Rashi seems to suggest that Yaakov was not completely convinced that Yosef was dead. When we know we have lost a loved one, we mourn the person and eventually come to terms with our loss. However in order for this process to take place, we must be certain that the person has been taken from us. If we merely conclude that his death is likely – but remain unsure – it is difficult to move on. We cannot completely abandon hope. With this lingering hope comes the continue pain of separation.
Rashi’s explanation is somewhat difficult to reconcile with the actual wording of the passage. Yaakov seems to say that he is justified in mourning Yosef for the rest of his life. He does not allude to any doubt as a justification. Instead, he seems to assert that his attitude is justified by the gravity of the tragedy. But it is difficult to understand this justification. Of course, the loss of a son is a terrible tragedy. But are we not required to eventually end our mourning and move on?
Sforno suggests that Yaakov was deeply bothered by his role in this tragedy. He had instructed Yosef to travel to his brothers. He believed that Yosef had been killed by a beast while fulfilling these instructions. In other words, he had – to some extent – played a role in Yosef’s death. Sforno explains that although tragedies do occur, the righteous do not want to be the cause of these tragedies. Ideally, Hashem’s providence protects the righteous from such roles. Yaakov concluded that his role in this tragedy was a reflection on his own shortcomings. He had not received the benefit of Hashem’s providence in this instance. He had not been spared playing a role in this disaster.
Sforno contrasts Yaakov’s reaction to the attitude of the brothers. He explains that the sin of the brothers was that they did not realize the tragedy of these events. They may have felt compelled to sell Yosef into slavery, but they did not grasp that this act of violence against their brother should be a source of sorrow and mourning. Rather than bemoaning the tragedy that had befallen them, the brothers indulged in their afternoon meal.
The brothers should have recognized that Hashem's displeasure with them was implicit in their situation. How could He allow the children of Israel to destroy one of their brothers? How could Hashem allow fraternal strife among Yaakov's children? Certainly, He had turned his back upon them, and was punishing them for some sin. Yet, the brothers showed no introspection or regret.
 Rabbaynu Shlomo ben Yitzchak (Rashi), Commentary on Sefer Beresheit 37:11.
 Rabbaynu Shlomo ben Yitzchak (Rashi), Commentary on Sefer Beresheit 37:10.
 Rabbaynu Avraham ben HaRambam, Commentary on Sefer Beresheit 37:11.
 Rabbaynu Shlomo ben Yitzchak (Rashi), Commentary on Sefer Beresheit 37:11.
 Sefer Beresheit 24:66
 Sefer Shemot 18:8.
 Rav Naftali Tzvi Yehuda Berlin (Netziv), Commentary Hamek Davar on Sefer Beresheit 37:25.

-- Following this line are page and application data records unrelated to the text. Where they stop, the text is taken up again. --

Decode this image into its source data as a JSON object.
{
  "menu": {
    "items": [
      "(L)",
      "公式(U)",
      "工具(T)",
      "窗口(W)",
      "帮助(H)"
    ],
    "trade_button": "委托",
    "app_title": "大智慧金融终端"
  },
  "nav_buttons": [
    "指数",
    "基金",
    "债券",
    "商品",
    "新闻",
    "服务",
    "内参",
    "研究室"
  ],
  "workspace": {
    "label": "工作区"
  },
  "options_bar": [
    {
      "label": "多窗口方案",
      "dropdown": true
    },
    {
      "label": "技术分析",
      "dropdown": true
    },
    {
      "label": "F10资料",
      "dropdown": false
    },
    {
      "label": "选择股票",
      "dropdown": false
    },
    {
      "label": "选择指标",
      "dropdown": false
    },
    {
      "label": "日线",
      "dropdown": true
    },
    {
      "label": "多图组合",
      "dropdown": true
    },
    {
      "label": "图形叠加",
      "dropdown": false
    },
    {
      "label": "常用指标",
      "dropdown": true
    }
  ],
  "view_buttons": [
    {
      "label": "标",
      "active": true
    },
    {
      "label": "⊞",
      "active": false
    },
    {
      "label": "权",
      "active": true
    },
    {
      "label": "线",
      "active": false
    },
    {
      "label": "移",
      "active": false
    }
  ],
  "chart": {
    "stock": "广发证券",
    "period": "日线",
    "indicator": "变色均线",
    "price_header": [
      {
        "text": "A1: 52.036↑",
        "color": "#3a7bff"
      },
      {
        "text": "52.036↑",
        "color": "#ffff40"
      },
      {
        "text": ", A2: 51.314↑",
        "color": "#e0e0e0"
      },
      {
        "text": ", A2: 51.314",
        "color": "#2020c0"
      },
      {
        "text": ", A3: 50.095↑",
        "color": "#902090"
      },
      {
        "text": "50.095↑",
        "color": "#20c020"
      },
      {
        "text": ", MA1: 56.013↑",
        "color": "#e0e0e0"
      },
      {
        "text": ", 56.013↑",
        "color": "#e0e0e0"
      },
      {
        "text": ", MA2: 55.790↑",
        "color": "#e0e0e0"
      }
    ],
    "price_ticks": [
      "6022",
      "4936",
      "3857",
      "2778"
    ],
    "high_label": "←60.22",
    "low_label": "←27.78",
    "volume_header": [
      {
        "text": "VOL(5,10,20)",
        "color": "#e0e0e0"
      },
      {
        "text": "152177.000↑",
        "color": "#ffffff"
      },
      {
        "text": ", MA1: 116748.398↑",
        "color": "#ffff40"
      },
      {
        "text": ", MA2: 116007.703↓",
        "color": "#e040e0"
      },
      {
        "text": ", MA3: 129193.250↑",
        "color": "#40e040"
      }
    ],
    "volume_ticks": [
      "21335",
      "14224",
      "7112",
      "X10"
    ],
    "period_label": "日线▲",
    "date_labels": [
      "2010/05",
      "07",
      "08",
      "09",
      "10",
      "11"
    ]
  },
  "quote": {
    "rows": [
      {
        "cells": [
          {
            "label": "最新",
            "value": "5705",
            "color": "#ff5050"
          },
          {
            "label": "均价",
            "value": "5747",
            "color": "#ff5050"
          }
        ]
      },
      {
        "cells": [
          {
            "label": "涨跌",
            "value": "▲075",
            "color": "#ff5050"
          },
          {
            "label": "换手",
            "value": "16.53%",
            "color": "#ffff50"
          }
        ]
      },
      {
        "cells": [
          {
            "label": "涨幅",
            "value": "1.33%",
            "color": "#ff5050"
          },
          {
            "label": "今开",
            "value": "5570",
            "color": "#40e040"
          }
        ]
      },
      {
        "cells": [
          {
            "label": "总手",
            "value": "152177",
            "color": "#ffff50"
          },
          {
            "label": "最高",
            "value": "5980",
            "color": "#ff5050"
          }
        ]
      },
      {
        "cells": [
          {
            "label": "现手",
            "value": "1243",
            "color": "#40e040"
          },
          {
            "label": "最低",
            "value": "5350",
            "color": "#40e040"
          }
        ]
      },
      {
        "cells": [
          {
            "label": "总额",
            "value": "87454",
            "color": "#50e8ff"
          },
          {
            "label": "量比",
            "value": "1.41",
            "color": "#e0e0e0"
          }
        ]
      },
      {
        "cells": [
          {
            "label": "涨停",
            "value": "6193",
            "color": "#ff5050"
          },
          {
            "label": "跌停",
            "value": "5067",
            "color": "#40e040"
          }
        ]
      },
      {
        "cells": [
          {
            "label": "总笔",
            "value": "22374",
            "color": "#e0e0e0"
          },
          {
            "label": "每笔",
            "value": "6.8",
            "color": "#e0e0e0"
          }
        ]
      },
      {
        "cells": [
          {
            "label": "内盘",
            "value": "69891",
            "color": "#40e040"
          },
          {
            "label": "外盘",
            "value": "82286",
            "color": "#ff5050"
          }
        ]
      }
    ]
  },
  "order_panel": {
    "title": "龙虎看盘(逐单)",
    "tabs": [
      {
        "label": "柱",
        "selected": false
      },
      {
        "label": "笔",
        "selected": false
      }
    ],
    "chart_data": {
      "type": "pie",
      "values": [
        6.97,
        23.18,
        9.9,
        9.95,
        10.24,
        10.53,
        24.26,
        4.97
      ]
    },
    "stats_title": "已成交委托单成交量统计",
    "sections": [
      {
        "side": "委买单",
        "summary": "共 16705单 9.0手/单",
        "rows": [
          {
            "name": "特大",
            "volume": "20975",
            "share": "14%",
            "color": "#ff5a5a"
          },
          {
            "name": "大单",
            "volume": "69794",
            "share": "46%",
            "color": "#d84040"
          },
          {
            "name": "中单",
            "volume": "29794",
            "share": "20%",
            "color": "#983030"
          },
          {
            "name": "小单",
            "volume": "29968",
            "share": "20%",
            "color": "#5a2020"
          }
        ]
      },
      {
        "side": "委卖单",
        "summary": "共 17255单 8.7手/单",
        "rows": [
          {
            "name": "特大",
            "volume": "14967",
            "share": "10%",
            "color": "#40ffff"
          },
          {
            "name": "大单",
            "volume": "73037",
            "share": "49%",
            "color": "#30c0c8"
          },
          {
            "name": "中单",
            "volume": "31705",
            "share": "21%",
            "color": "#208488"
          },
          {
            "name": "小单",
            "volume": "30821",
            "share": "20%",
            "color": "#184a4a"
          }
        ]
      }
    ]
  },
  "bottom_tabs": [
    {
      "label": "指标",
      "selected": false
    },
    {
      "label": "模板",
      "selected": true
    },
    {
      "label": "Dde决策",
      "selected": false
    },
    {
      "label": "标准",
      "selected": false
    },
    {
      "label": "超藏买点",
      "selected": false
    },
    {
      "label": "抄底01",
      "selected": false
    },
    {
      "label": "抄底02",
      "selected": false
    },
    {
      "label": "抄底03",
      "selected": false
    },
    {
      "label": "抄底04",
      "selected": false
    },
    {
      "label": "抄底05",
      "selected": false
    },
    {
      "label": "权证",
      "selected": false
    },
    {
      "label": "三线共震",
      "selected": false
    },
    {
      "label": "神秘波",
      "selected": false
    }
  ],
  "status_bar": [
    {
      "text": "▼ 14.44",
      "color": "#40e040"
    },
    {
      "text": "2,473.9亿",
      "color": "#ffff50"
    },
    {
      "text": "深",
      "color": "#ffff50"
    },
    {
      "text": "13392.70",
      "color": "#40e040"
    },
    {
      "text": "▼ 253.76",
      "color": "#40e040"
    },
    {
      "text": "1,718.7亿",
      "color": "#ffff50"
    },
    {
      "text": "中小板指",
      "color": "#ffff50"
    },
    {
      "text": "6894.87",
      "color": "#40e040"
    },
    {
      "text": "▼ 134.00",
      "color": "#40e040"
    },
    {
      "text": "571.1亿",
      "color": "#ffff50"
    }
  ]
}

 Rabbaynu Ovadia Sforno, Commentary on Sefer Beresheit, 37:18.
 Sefer Beresheit 42:21.
 Rabbaynu Ovadia Sforno, Commentary on Sefer Beresheit, 37:18.
 Rabbaynu Ovadia Sforno, Commentary on Sefer Beresheit, 37:24.
 Rabbaynu Shlomo ben Yitzchak (Rashi), Commentary on Sefer Beresheit 37:35.
 Rabbaynu Ovadia Sforno, Commentary on Sefer Beresheit, 37:35.
 Rabbaynu Ovadia Sforno, Commentary on Sefer Beresheit, 37:25.